And here lies the reason why our author penned no words for publication. In a note describing his final hours in the city, together with a group of three fellow correspondents, he wrote; “not one of us had ever known such an assault on the senses; not one of us had ever been exposed to such obscene visions of reality. In our hearts we all knew, we had a silent understanding and a shared pledge that there are things we must not write, and that may not be printed for our readers, which show that this Western civilization of ours is merely a veneer over savagery.”
Here’s the blurb on the real Author, the great uncle of Adrian Musgrave, George Clarke Musgrave:
Born in 1874 George Clarke Musgrave answered the Reaper’s call in 1932 and now lies at rest with his parents at Swanage in the beautiful countryside of Dorset. I did not know him but, for more than a decade now, I have lived with him, walked with him and dreamed with him. The sad reality is that now he has gone, he can no longer recount his life and times to you in person and that task has slipped several branches down the family tree to me. It is with some trepidation, and a keen desire to keep true to his memory, that I have dedicated myself to channelling for you the stories of this fascinating, multi-faceted, complex character.
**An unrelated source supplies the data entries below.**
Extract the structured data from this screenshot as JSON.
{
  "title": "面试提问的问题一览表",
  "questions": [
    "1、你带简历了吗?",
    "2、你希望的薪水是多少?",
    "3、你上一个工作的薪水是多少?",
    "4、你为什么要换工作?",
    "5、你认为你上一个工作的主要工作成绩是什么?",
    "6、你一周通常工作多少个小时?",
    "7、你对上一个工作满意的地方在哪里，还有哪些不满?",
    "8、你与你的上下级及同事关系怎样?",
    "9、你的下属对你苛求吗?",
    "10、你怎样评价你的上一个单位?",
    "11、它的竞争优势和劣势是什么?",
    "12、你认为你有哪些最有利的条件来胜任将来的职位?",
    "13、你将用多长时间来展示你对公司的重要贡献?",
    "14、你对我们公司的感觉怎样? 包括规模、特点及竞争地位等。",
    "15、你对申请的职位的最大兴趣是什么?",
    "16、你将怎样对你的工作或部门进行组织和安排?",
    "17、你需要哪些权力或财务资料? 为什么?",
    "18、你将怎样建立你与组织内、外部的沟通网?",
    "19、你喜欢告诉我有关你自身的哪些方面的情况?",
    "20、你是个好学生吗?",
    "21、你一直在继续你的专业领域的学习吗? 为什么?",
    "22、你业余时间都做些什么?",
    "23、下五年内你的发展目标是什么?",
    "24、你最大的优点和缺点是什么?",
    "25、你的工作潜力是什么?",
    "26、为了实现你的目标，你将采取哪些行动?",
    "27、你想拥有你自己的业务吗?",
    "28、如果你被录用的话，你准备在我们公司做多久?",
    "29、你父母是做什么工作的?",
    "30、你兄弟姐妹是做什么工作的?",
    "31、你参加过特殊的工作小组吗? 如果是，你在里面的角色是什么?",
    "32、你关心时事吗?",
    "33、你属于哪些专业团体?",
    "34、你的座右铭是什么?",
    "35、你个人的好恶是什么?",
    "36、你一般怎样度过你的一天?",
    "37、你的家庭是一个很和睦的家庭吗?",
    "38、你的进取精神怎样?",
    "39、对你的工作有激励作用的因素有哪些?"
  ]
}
George Clarke Musgrave’s time in this world carried him through the great challenges and changes of the reigns of Victoria, Edward VII and George V. His life, his travels, his work and his writings, though, were always more closely aligned with the reformers, the heroes, the visionaries and the Empire builders of the 19th century, than with the dour and stifling traditionalists of the 20th. Following service in the British Army, brought to a premature end by injury and subsequent medical discharge, George Clarke became a war correspondent, journalist and author, seeing action with both British and American forces in a number of conflicts across the world. He also wrote a number of books but these are now out of print and genuine editions are rare and expensive. It is my firm belief, though, that his words should be read and, in seeking to bring his library back to life, my intent here is twofold: firstly, to present for you authentic adaptations of our author’s original works, written with a particular focus on preserving the action, the excitement, the drama and the emotion of his original narrative and, secondly, to knit together the diverse and tangled threads of his career which spanned some twenty five years in which he grew from a raw but determined twenty-one-year-old neophyte of the media circus to a seasoned, brilliantly analytical and highly respected observer of war.
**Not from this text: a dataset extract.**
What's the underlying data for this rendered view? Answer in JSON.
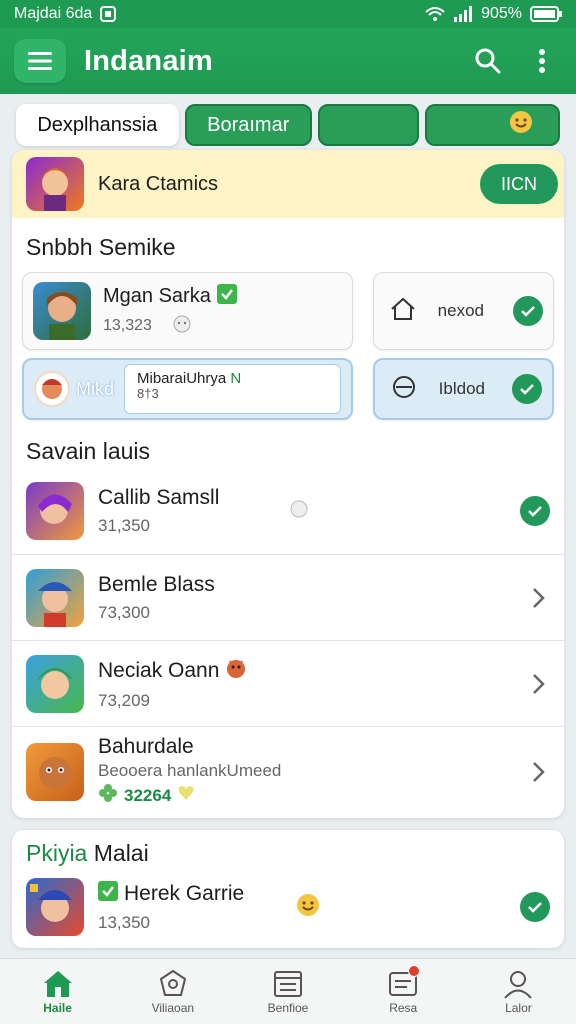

So, come with us to the Ashanti territories; to Garcia’s Santiago; to the lands of the Transvaal; the battlefields of France; the brutal hotbed of rebellion in China; and the glorious vastness of America. Share with us the raw brutality, the traumas and the evils of war tempered with an undying admiration for the men and women who have lived and loved, suffered and triumphed in its fighting. Discover in these writings my attempts to chronicle the joys, the tears, the pleasures, the pain and the blessings of a life that George Clarke Musgrave always tried to live well.
I’m not going to include an excerpt from the book. You don’t need one. It’s super cheap on kindle and well worth the read. Great for anyone who is a history buff. I certainly rate it 5 stars*****!